Ty McCormack can expect to receive a crystal peach in the mail.
As the top runner from Georgia in Monday's Peachtree Road Race with a time of 31 minutes, 3 seconds, McCormack, a 2010 North Hall High graduate and dual sport runner for Clemson University, will receive this token to remember his performance from the Atlanta Track Club.
He finished 47th among all men in the field of approximately 60,000 runners in the 6.2-mile run that weaves through the streets of Atlanta.
"It's definitely exciting to finish as the top runner from the entire state," said McCormack, who dined on cheesecake the night before the race. "I definitely didn't come into it taking it as seriously as one of my college meets."
When he finished the race he wasn't aware of getting an award for his performance.
"I was getting texts from people after the race that I didn't get my award," McCormack said. "But by then, we were already back in Gainesville."
Sammy Kitwara of Kenya won the race for the second time with a time of 28:05, less than three minutes ahead of McCormack.
He sprinted to the finish line, winning just ahead of fellow Kenyan Mathew Kisorio. Kitwara's time was 28 minutes, 5 seconds.
The 24-year-old Kitwara also won the Peachtree in 2009. He came in eighth last year. The top women's racer was Werknesh Kidane of Ethiopia, who finished in 31:22.
McCormack, 18, would like to have his name etched among the list of Peachtree's overall winners, but thinks it's a more realistic goal to aim for being the first American man to cross the finish line, which comes with a cash prize.
The last American to win the Peachtree Road Race was Ed Eyestone in 1991.
This year's top US finisher was 25-year-old Benjamin True of Hanover, N.H., with a time of 28:28.
Running a 10-kilometer road race is a somewhat unfamiliar distance for McCormack. College cross country races are 8K, except for nationals which are the 10K distance.

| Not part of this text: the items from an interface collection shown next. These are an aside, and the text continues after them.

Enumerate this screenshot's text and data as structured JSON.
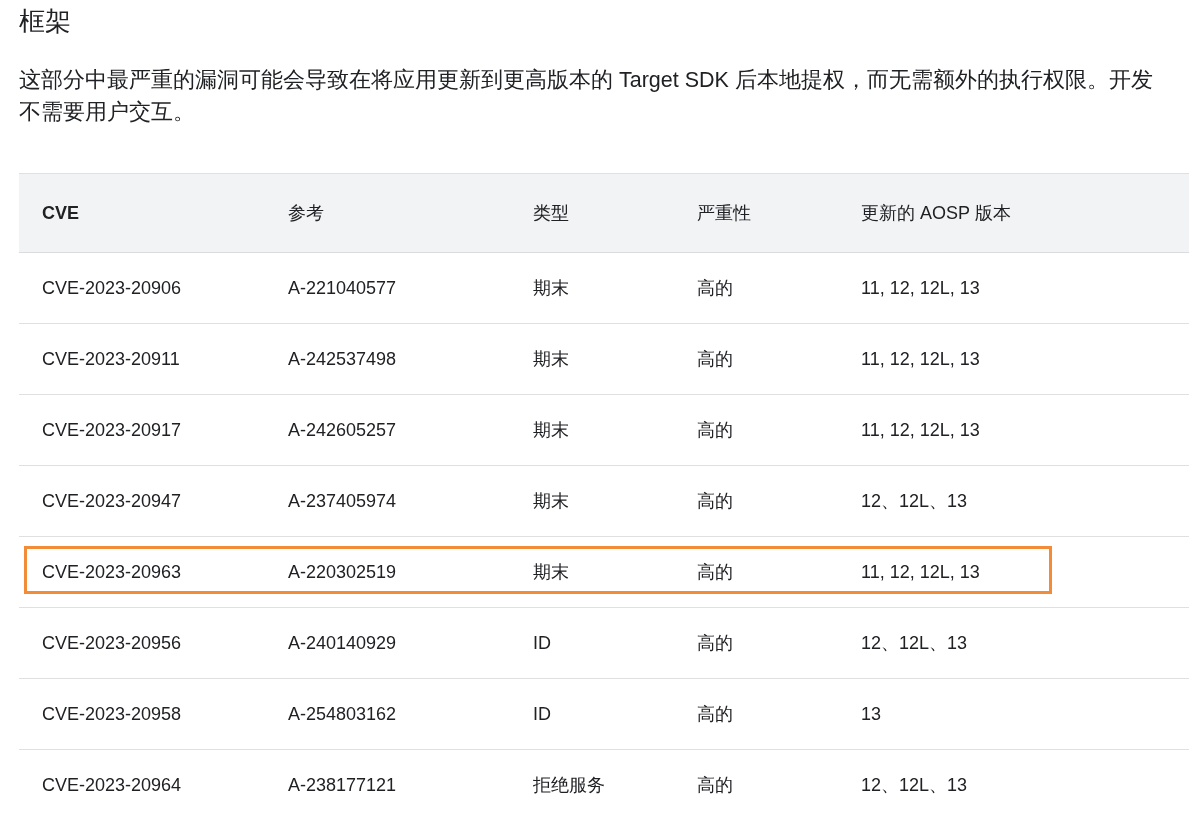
{
  "heading": "框架",
  "description": "这部分中最严重的漏洞可能会导致在将应用更新到更高版本的 Target SDK 后本地提权，而无需额外的执行权限。开发不需要用户交互。",
  "table": {
    "columns": [
      "CVE",
      "参考",
      "类型",
      "严重性",
      "更新的 AOSP 版本"
    ],
    "rows": [
      {
        "cells": [
          "CVE-2023-20906",
          "A-221040577",
          "期末",
          "高的",
          "11, 12, 12L, 13"
        ],
        "highlighted": false
      },
      {
        "cells": [
          "CVE-2023-20911",
          "A-242537498",
          "期末",
          "高的",
          "11, 12, 12L, 13"
        ],
        "highlighted": false
      },
      {
        "cells": [
          "CVE-2023-20917",
          "A-242605257",
          "期末",
          "高的",
          "11, 12, 12L, 13"
        ],
        "highlighted": false
      },
      {
        "cells": [
          "CVE-2023-20947",
          "A-237405974",
          "期末",
          "高的",
          "12、12L、13"
        ],
        "highlighted": false
      },
      {
        "cells": [
          "CVE-2023-20963",
          "A-220302519",
          "期末",
          "高的",
          "11, 12, 12L, 13"
        ],
        "highlighted": true
      },
      {
        "cells": [
          "CVE-2023-20956",
          "A-240140929",
          "ID",
          "高的",
          "12、12L、13"
        ],
        "highlighted": false
      },
      {
        "cells": [
          "CVE-2023-20958",
          "A-254803162",
          "ID",
          "高的",
          "13"
        ],
        "highlighted": false
      },
      {
        "cells": [
          "CVE-2023-20964",
          "A-238177121",
          "拒绝服务",
          "高的",
          "12、12L、13"
        ],
        "highlighted": false
      }
    ]
  }
}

McCormack, who ran among sub-seeded runners, started the Peachtree with what he called a conservative pace and ran the first three miles at about 16 minutes.
However, the last half of the race that trends uphill, he finished with a 4:50 pace per mile.
"I don't know if it was superhuman strength or what," McCormack said. "I just left it in God's hands."
And when he finished the race there was quite a bit of confusion about what he had just accomplished.
Since McCormack was the first of the non-elite runners to finish the race and head to the tent for his classification, many were thinking he was the overall winner.
"People were going crazy and taking my picture because they thought I won it," McCormack said. "People were chanting USA, USA!"
He was running the race with a friend Brett Richardson, who runs at the University of Georgia. McCormack's girlfriend, Laura Mancin, finished with a time of 48:08.
Each of the past two years, McCormack has shaved about two minutes off his time from the previous year. In 2010, he ran a 33:01 and finished at 35:27 in 2009.
The Associated Press contributed to this report.